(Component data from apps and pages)
----------------
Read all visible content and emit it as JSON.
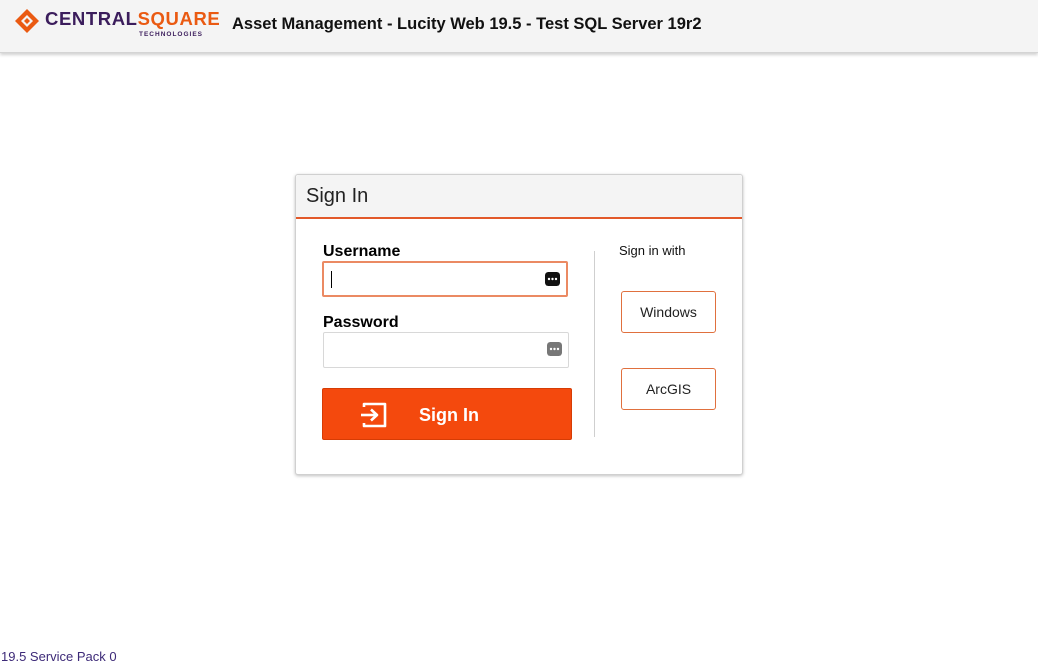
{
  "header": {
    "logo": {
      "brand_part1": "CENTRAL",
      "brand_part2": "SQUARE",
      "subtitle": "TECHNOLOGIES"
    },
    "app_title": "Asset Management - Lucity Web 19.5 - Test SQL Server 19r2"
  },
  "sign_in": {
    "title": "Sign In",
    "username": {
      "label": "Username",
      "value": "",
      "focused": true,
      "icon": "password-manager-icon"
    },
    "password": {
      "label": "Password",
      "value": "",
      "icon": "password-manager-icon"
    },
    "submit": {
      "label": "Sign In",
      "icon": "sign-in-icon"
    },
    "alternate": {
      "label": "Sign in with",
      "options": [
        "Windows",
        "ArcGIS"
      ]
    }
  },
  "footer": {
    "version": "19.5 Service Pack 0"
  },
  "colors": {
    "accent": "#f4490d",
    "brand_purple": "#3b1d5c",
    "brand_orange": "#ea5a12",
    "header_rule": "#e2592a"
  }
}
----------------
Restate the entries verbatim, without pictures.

Read all visible content and emit it as JSON.
{
  "header": {
    "logo": {
      "brand_part1": "CENTRAL",
      "brand_part2": "SQUARE",
      "subtitle": "TECHNOLOGIES"
    },
    "app_title": "Asset Management - Lucity Web 19.5 - Test SQL Server 19r2"
  },
  "sign_in": {
    "title": "Sign In",
    "username": {
      "label": "Username",
      "value": "",
      "focused": true,
      "icon": "password-manager-icon"
    },
    "password": {
      "label": "Password",
      "value": "",
      "icon": "password-manager-icon"
    },
    "submit": {
      "label": "Sign In",
      "icon": "sign-in-icon"
    },
    "alternate": {
      "label": "Sign in with",
      "options": [
        "Windows",
        "ArcGIS"
      ]
    }
  },
  "footer": {
    "version": "19.5 Service Pack 0"
  },
  "colors": {
    "accent": "#f4490d",
    "brand_purple": "#3b1d5c",
    "brand_orange": "#ea5a12",
    "header_rule": "#e2592a"
  }
}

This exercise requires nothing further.